Appendix A. Setting up .xinitrc/.xsession

Contributed by Verin.

The place of xinit in things

A window manager is just one more application for X11, like netscape or gimp or xterm. Many people new to X11 come to believe that X11 runs the window manager and the window manager runs programs. But that's not true. If configured right, you can run all your applications under X11, kill the window manager, and start another window manager up.

The real program that X11 runs, that runs other programs, is your .xinitrc or .xsession script. When X11 is started, your .xinitrc or .xsession script is run, and when the script is done, X11 comes down. Let me repeat that, its important: when .xinitrc is finished, that is when X ends. It isn't when your window manager exits.

Script layout

Well, first realize something you already know. When you type a command in a shell, you can't do anything else until that command is done, when it exits. Your .xinitrc or .xsession script is just the same. When it starts going through it, if it hits any program that takes a long time to run (like most X11 programs), it stops right there until that program is finished.

Ideally, you should only have one place where the script 'hangs'. And usually you want this to be at the end. So, if you have any programs you want to run under X11 before you get to this 'hang' spot, you should background them. You put an & at the end of the line. So, say you want xclock to run in addition to other things, put this line before your 'hang' spot:

    xclock &

Now, the next thing is the exec thing you see, where lots of sources recommend how to add your window manager to your script. But honestly, its not really necessary, if you put your window manager on the last line of your script, it will hang there just fine without the exec.

So why the exec? Well, lets say you want to put lots of window manager start lines in your script, and you want only one to work. Well, with exec you can put your chosen start-line at the top. Because this is what exec means:

"Replace myself with this program, i.e. start it and terminate myself immediately when it finishes. "

So if you put an exec wmaker line atop of a exec enlightenment line, when wmaker is done, so is the script, it never gets to the next line.

See what I mean by being unnecessary? You could just put a bunch of commented-out window manager lines, and it would work just the same.

Another way to do things

As an alternative, you could start up your window manager first, and store the process ID in a environment variable:

        wmaker & wmpid=$!

that puts it in the background (&) and puts the process id ($!) in a variable (wmpid). Then, to make your hang point, you can wait:

    wait $wmpid

or you could hang on a program you always want to use, like maybe gkrellm, by just not backgrounding it. But remember that as soon as you terminate it, so will your X11 session.

Now, I use the wait method, because I like picking my window manager before I launch my dockapps and stuff. Also, before doing anything else, I like to change the settings on my X11 server, like the dpms, the screen saver, and even add some directories to my font path (fonts I don't want to install universally). And then after everything is done, I like to clean up my fontpath, mainly because if I ran a display manager, its not good at resetting the font path all the time.

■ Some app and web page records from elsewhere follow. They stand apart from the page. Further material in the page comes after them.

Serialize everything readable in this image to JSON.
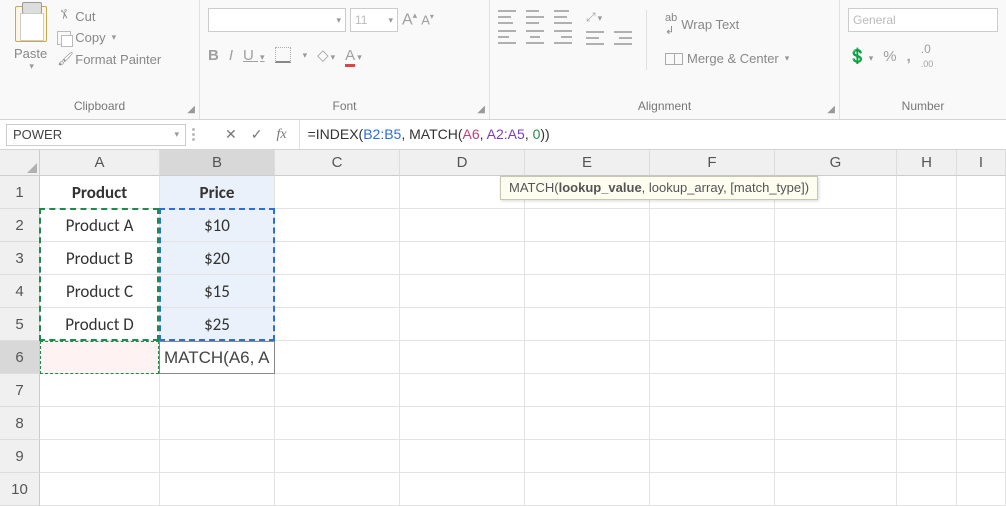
{
  "ribbon": {
    "clipboard": {
      "paste": "Paste",
      "cut": "Cut",
      "copy": "Copy",
      "format_painter": "Format Painter",
      "label": "Clipboard"
    },
    "font": {
      "size": "11",
      "bold": "B",
      "italic": "I",
      "underline": "U",
      "label": "Font"
    },
    "alignment": {
      "wrap": "Wrap Text",
      "merge": "Merge & Center",
      "label": "Alignment"
    },
    "number": {
      "format": "General",
      "percent": "%",
      "comma": ",",
      "label": "Number"
    }
  },
  "formula_bar": {
    "name_box": "POWER",
    "formula_prefix": "=INDEX(",
    "range1": "B2:B5",
    "sep1": ", MATCH(",
    "arg1": "A6",
    "sep2": ", ",
    "arg2": "A2:A5",
    "sep3": ", ",
    "num": "0",
    "suffix": "))"
  },
  "tooltip": {
    "func": "MATCH(",
    "p1": "lookup_value",
    "p2": ", lookup_array, [match_type])"
  },
  "columns": [
    "A",
    "B",
    "C",
    "D",
    "E",
    "F",
    "G",
    "H",
    "I"
  ],
  "rows": [
    "1",
    "2",
    "3",
    "4",
    "5",
    "6",
    "7",
    "8",
    "9",
    "10"
  ],
  "data": {
    "A1": "Product",
    "B1": "Price",
    "A2": "Product A",
    "B2": "$10",
    "A3": "Product B",
    "B3": "$20",
    "A4": "Product C",
    "B4": "$15",
    "A5": "Product D",
    "B5": "$25",
    "B6_display": "MATCH(A6, A"
  },
  "chart_data": {
    "type": "table",
    "title": "",
    "columns": [
      "Product",
      "Price"
    ],
    "rows": [
      [
        "Product A",
        10
      ],
      [
        "Product B",
        20
      ],
      [
        "Product C",
        15
      ],
      [
        "Product D",
        25
      ]
    ],
    "formula_cell": "B6",
    "formula": "=INDEX(B2:B5, MATCH(A6, A2:A5, 0))"
  }
}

Example A-1. .xinitrc

    # turn off screen blanking and turn on energy star features
    xset s off
    xset dpms 600 60 60

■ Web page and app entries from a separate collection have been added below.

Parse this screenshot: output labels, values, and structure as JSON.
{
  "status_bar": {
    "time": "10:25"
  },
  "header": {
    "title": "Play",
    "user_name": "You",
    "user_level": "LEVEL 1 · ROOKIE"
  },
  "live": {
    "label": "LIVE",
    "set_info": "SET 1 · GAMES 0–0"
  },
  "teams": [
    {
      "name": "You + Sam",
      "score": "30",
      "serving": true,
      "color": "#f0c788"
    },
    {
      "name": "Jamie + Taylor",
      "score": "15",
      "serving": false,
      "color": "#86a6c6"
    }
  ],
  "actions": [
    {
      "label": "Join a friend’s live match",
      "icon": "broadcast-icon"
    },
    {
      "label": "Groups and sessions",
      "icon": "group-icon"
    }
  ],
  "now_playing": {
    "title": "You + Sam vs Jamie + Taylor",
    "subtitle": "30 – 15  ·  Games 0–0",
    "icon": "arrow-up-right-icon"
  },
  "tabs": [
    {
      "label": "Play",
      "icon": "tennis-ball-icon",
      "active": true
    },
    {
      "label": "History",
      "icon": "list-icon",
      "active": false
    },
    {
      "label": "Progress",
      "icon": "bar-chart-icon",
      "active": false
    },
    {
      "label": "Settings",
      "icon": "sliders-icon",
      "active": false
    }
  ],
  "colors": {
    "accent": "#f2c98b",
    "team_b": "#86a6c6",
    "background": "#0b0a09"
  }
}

    # add my optional fonts to the font path
    xset +fp "$X_FONTPATH"
    xset fp rehash

    # export the current environment, in case it needs to be debugged
    env > ~/.xenv

    # window manager
    fluxbox & wmpid=$!

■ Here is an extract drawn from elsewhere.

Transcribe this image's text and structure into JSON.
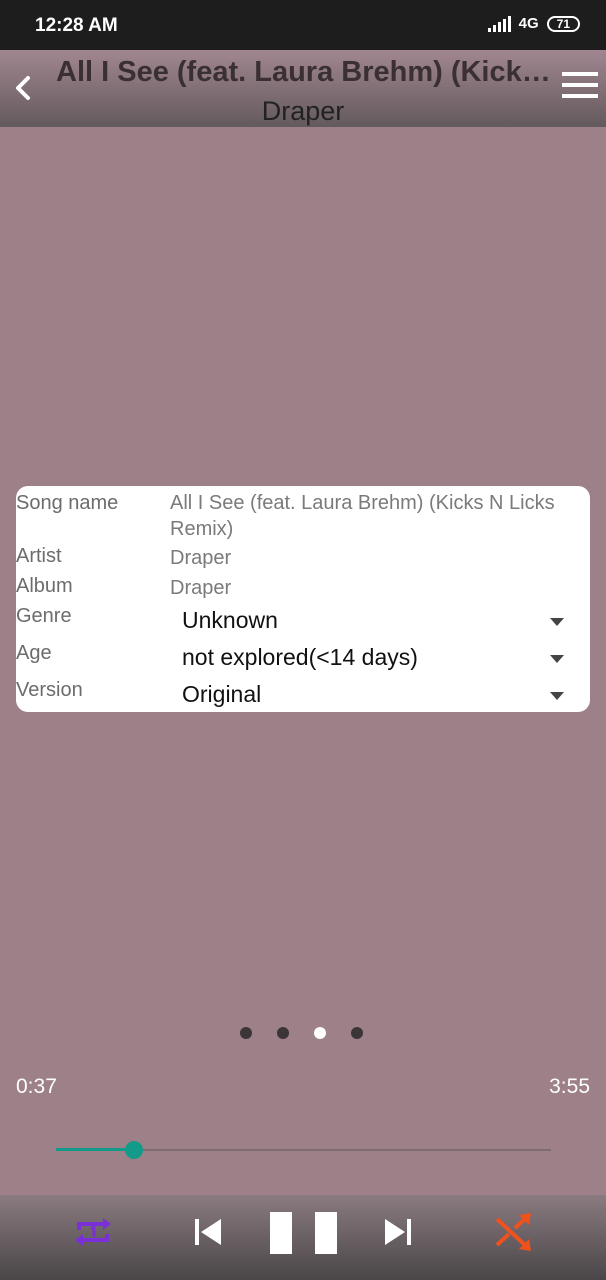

    bbrun &
    wmCalClock &
    wmxmms &

    # HANG POINT - wait for window manager to exit
    wait $wmpid

    # restore the x fontpath
    xset fp default